→ **Records supplied**

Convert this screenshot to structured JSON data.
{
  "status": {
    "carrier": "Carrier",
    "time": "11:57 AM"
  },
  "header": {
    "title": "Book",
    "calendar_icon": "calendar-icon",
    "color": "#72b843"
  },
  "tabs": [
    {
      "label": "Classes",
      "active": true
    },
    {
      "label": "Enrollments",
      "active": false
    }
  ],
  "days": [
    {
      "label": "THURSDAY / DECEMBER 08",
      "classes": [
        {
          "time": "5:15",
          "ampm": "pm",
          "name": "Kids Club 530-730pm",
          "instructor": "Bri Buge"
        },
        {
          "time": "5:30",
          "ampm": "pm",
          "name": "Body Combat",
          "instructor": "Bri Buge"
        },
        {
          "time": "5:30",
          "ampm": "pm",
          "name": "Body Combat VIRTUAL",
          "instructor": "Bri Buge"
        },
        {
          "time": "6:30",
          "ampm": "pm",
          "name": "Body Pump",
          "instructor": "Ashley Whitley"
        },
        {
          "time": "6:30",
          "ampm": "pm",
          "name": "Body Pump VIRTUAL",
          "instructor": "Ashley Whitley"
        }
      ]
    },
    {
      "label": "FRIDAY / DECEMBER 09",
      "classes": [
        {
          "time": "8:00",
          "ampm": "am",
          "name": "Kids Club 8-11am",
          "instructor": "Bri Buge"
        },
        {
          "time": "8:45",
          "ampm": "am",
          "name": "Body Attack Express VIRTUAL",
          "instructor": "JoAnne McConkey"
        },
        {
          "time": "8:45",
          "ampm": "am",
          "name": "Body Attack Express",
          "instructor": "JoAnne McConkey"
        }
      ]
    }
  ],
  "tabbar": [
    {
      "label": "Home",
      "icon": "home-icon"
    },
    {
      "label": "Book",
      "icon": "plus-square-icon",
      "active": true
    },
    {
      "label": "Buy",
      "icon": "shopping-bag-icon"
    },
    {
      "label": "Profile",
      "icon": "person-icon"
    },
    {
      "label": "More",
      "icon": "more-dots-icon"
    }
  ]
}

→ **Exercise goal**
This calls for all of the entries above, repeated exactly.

→ **Task output**
Convert this screenshot to structured JSON data.
{
  "status": {
    "carrier": "Carrier",
    "time": "11:57 AM"
  },
  "header": {
    "title": "Book",
    "calendar_icon": "calendar-icon",
    "color": "#72b843"
  },
  "tabs": [
    {
      "label": "Classes",
      "active": true
    },
    {
      "label": "Enrollments",
      "active": false
    }
  ],
  "days": [
    {
      "label": "THURSDAY / DECEMBER 08",
      "classes": [
        {
          "time": "5:15",
          "ampm": "pm",
          "name": "Kids Club 530-730pm",
          "instructor": "Bri Buge"
        },
        {
          "time": "5:30",
          "ampm": "pm",
          "name": "Body Combat",
          "instructor": "Bri Buge"
        },
        {
          "time": "5:30",
          "ampm": "pm",
          "name": "Body Combat VIRTUAL",
          "instructor": "Bri Buge"
        },
        {
          "time": "6:30",
          "ampm": "pm",
          "name": "Body Pump",
          "instructor": "Ashley Whitley"
        },
        {
          "time": "6:30",
          "ampm": "pm",
          "name": "Body Pump VIRTUAL",
          "instructor": "Ashley Whitley"
        }
      ]
    },
    {
      "label": "FRIDAY / DECEMBER 09",
      "classes": [
        {
          "time": "8:00",
          "ampm": "am",
          "name": "Kids Club 8-11am",
          "instructor": "Bri Buge"
        },
        {
          "time": "8:45",
          "ampm": "am",
          "name": "Body Attack Express VIRTUAL",
          "instructor": "JoAnne McConkey"
        },
        {
          "time": "8:45",
          "ampm": "am",
          "name": "Body Attack Express",
          "instructor": "JoAnne McConkey"
        }
      ]
    }
  ],
  "tabbar": [
    {
      "label": "Home",
      "icon": "home-icon"
    },
    {
      "label": "Book",
      "icon": "plus-square-icon",
      "active": true
    },
    {
      "label": "Buy",
      "icon": "shopping-bag-icon"
    },
    {
      "label": "Profile",
      "icon": "person-icon"
    },
    {
      "label": "More",
      "icon": "more-dots-icon"
    }
  ]
}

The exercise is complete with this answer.